===== Material provided

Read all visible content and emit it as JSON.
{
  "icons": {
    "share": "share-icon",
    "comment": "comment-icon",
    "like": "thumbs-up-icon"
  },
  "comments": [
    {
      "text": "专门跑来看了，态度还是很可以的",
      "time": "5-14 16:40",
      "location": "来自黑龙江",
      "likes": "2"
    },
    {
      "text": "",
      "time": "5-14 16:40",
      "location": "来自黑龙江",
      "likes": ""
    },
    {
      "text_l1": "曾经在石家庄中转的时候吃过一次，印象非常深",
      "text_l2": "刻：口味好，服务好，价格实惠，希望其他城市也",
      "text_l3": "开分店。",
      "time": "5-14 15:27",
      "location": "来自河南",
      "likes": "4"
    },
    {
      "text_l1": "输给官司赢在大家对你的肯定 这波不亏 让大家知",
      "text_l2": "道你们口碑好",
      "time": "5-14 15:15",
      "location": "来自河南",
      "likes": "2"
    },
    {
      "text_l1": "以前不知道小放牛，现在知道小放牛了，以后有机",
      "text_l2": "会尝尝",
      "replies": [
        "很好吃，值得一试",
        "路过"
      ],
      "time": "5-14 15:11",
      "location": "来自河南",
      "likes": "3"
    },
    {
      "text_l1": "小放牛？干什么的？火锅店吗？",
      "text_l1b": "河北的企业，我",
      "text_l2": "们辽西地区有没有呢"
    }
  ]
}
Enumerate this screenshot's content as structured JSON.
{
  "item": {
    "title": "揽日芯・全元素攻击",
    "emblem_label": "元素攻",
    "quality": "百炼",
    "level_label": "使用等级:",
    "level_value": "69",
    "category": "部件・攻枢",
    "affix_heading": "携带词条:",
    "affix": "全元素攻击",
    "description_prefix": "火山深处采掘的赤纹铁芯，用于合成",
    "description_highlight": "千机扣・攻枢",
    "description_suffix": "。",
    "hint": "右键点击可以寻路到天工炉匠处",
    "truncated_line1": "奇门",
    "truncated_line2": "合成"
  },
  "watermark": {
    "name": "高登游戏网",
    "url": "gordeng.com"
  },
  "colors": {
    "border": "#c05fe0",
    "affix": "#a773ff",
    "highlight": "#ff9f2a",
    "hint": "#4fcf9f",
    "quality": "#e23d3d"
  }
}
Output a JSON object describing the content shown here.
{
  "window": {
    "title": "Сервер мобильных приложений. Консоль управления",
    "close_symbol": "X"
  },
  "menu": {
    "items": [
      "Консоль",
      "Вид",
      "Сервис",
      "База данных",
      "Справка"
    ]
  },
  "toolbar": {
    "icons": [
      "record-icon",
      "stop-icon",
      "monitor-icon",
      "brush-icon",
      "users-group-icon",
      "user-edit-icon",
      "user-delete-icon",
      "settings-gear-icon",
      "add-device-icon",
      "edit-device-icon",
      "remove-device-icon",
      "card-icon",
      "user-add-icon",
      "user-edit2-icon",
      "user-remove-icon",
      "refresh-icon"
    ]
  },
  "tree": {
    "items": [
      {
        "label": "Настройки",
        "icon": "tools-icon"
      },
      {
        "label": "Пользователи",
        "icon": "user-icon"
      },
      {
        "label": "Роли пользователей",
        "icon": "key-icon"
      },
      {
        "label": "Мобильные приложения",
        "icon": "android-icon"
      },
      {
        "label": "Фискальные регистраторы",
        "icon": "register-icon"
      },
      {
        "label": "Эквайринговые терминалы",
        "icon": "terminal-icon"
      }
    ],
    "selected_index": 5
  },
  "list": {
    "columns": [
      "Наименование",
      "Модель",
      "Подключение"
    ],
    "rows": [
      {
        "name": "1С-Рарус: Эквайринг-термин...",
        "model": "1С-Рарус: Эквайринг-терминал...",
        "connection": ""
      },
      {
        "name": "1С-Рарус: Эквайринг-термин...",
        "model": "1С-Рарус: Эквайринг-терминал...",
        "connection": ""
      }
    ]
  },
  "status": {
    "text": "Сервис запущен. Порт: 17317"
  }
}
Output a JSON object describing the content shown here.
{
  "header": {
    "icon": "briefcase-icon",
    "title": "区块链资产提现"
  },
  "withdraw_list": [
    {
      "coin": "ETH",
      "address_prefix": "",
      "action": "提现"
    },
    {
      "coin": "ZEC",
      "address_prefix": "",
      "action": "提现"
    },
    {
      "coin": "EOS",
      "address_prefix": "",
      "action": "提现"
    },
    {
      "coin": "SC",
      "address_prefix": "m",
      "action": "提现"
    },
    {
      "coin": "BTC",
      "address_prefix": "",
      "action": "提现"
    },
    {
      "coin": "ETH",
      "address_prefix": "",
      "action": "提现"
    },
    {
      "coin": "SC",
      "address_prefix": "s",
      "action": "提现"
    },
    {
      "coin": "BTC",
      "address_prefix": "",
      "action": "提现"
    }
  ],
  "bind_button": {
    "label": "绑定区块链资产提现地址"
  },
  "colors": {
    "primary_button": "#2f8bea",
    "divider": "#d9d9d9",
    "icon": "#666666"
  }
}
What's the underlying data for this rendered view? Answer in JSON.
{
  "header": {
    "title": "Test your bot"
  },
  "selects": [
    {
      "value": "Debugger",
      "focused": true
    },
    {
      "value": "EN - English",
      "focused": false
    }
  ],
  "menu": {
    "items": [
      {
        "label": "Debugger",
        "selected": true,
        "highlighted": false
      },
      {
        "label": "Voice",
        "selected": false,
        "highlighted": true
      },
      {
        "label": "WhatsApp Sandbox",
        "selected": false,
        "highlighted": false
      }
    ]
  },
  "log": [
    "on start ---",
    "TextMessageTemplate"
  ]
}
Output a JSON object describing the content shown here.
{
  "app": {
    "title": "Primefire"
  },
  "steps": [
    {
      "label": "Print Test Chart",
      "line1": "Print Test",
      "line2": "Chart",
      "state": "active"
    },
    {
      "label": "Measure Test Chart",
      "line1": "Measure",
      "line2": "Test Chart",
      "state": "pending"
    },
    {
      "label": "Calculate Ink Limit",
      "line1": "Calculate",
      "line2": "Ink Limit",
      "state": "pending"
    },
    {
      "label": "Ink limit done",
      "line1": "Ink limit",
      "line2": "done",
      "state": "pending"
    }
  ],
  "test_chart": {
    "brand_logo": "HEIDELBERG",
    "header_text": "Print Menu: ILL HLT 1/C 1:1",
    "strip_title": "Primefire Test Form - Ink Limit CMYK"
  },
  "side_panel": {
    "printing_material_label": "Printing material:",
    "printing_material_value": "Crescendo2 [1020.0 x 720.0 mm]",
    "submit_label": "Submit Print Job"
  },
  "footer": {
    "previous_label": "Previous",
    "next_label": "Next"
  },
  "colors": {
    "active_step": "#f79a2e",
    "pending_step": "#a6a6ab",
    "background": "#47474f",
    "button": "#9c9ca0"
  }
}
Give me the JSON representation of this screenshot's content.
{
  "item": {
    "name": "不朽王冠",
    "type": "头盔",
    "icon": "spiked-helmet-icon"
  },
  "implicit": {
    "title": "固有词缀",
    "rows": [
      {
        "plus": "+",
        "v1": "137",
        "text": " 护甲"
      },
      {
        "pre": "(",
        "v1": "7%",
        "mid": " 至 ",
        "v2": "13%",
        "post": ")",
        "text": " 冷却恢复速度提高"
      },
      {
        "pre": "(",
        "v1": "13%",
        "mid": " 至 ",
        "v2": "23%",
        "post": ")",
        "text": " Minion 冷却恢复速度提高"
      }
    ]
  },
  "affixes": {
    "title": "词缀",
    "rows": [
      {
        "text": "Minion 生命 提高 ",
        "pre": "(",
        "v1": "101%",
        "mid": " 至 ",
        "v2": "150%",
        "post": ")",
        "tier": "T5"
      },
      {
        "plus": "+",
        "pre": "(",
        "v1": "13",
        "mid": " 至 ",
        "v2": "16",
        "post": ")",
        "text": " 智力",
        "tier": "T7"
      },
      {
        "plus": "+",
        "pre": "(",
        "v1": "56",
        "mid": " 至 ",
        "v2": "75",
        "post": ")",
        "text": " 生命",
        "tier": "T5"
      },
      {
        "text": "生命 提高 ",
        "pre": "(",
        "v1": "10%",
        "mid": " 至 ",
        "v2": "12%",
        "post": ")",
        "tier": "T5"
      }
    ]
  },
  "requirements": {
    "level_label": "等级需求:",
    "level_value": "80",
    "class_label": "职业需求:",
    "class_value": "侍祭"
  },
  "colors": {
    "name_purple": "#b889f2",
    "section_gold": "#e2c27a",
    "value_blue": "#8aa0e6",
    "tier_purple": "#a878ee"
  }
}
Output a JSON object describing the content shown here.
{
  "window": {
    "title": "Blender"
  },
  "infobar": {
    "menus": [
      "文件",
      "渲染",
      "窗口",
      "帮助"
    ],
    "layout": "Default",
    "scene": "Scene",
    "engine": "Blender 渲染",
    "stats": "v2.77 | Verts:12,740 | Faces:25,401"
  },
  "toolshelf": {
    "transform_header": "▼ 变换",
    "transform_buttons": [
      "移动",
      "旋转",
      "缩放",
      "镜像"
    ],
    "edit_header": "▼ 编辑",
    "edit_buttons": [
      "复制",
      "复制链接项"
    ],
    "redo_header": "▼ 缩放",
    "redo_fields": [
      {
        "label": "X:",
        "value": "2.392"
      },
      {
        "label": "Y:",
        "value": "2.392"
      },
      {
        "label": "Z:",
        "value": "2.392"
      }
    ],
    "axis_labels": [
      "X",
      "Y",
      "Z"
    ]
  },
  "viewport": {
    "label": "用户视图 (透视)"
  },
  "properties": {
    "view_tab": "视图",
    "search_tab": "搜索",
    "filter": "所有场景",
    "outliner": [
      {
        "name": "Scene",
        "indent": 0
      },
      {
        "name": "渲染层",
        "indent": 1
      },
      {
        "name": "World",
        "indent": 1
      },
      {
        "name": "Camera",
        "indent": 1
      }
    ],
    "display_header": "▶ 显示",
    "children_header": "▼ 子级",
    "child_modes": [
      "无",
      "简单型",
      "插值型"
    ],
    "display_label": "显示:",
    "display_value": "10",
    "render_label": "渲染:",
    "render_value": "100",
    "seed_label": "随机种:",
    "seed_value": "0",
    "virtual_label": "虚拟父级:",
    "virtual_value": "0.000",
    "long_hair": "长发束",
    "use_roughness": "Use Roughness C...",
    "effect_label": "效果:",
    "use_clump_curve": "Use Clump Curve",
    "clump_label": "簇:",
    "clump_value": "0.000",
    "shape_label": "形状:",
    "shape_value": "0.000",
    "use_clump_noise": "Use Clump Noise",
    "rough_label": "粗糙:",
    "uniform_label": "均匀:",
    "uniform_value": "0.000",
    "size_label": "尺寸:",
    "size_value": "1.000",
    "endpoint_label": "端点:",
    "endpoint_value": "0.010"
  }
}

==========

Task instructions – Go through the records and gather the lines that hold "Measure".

Task output –
      "label": "Measure Test Chart",
      "line1": "Measure",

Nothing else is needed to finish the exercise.